How often do you expect texts or calls from the guy you're dating?
Click here. I feel like I often have to talk my friends down from the ledge when they start dating someone because they have unrealistic expectations about how much time that person should spend with them. Adults have lives, and responsibilities that sometimes make nightly sleepovers or spending every weekend together impractical.
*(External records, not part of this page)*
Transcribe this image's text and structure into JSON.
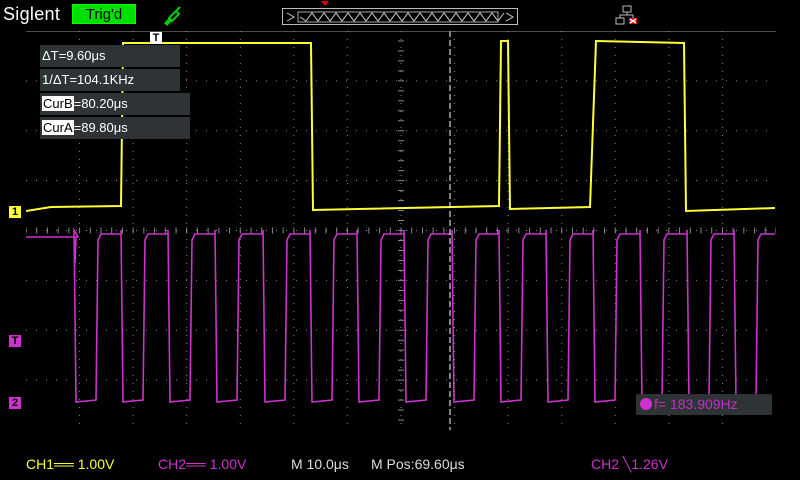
{
  "header": {
    "brand": "Siglent",
    "trigger_status": "Trig'd",
    "probe_icon": "probe-icon",
    "network_icon": "network-disconnected-icon"
  },
  "measurements": {
    "delta_t": "ΔT=9.60μs",
    "inv_delta_t": "1/ΔT=104.1KHz",
    "cur_b_label": "CurB",
    "cur_b_value": "=80.20μs",
    "cur_a_label": "CurA",
    "cur_a_value": "=89.80μs",
    "frequency": "f= 183.909Hz"
  },
  "markers": {
    "trigger_time": "T",
    "ch1_level": "1",
    "trigger_level": "T",
    "ch2_level": "2"
  },
  "status_bar": {
    "ch1": "CH1══ 1.00V",
    "ch2": "CH2══ 1.00V",
    "timebase": "M 10.0μs",
    "position": "M Pos:69.60μs",
    "trigger": "CH2 ╲1.26V"
  },
  "colors": {
    "ch1": "#ffff33",
    "ch2": "#cc33cc",
    "grid": "#8a8a8a",
    "trigger_green": "#00e000"
  },
  "chart_data": {
    "type": "line",
    "series": [
      {
        "name": "CH1",
        "points": [
          [
            0,
            180
          ],
          [
            25,
            176
          ],
          [
            95,
            175
          ],
          [
            97,
            12
          ],
          [
            285,
            12
          ],
          [
            287,
            179
          ],
          [
            473,
            175
          ],
          [
            475,
            10
          ],
          [
            482,
            10
          ],
          [
            484,
            178
          ],
          [
            564,
            176
          ],
          [
            570,
            10
          ],
          [
            658,
            12
          ],
          [
            660,
            180
          ],
          [
            749,
            177
          ]
        ]
      },
      {
        "name": "CH2",
        "points": [
          [
            0,
            206
          ],
          [
            48,
            206
          ],
          [
            49,
            232
          ],
          [
            50,
            206
          ],
          [
            52,
            206
          ]
        ]
      }
    ],
    "ch2_pulse_starts": [
      48,
      95,
      142,
      189,
      237,
      284,
      331,
      378,
      426,
      473,
      520,
      567,
      614,
      661,
      708
    ],
    "ch2_period": 47,
    "ch2_high_width": 24,
    "ch2_high_level": 203,
    "ch2_low_level": 371,
    "cursor_x": 424
  }
}
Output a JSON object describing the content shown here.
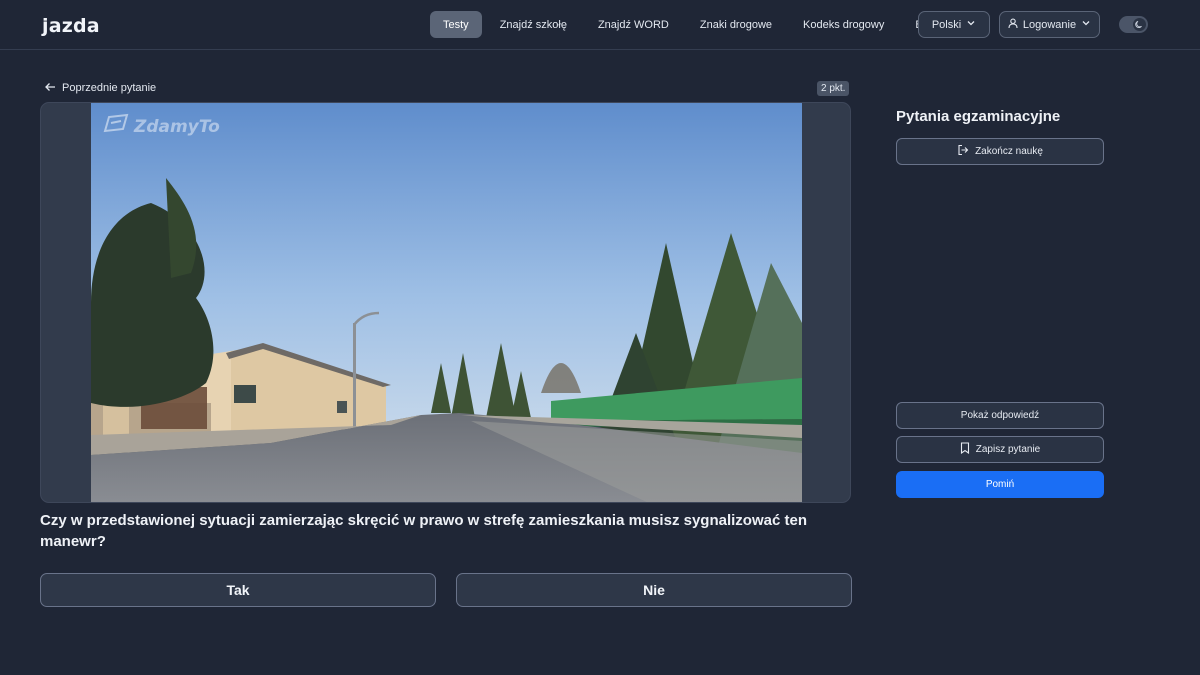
{
  "header": {
    "logo": "jazda",
    "nav": [
      {
        "label": "Testy",
        "active": true
      },
      {
        "label": "Znajdź szkołę",
        "active": false
      },
      {
        "label": "Znajdź WORD",
        "active": false
      },
      {
        "label": "Znaki drogowe",
        "active": false
      },
      {
        "label": "Kodeks drogowy",
        "active": false
      },
      {
        "label": "Blog",
        "active": false
      }
    ],
    "language": "Polski",
    "login": "Logowanie",
    "icons": {
      "language_chevron": "chevron-down-icon",
      "login_user": "user-icon",
      "theme": "moon-icon"
    }
  },
  "main": {
    "back_label": "Poprzednie pytanie",
    "points": "2 pkt.",
    "watermark": "ZdamyTo",
    "question": "Czy w przedstawionej sytuacji zamierzając skręcić w prawo w strefę zamieszkania musisz sygnalizować ten manewr?",
    "answers": [
      "Tak",
      "Nie"
    ]
  },
  "sidebar": {
    "title": "Pytania egzaminacyjne",
    "end_label": "Zakończ naukę",
    "show_answer_label": "Pokaż odpowiedź",
    "save_label": "Zapisz pytanie",
    "skip_label": "Pomiń"
  },
  "colors": {
    "background": "#1f2636",
    "accent": "#1a6ef5",
    "active_nav": "#5b6577"
  }
}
Spending a lot of time with your colleagues means you form some great friendships, but it also means the lines can blur a little. You might find the people you considered friends are suddenly becoming attractive. This could be a genuine romantic connection blossoming, or it could be something called "vicinity attraction," where you start to have feelings for someone simply because you've spent a lot of time together. That's not to say it's a less viable way of starting a relationship, but you might want to take a step back and see if the relationship also works outside the office before you commit to anything. Wherever and however you felt the spark, work relationships are complicated.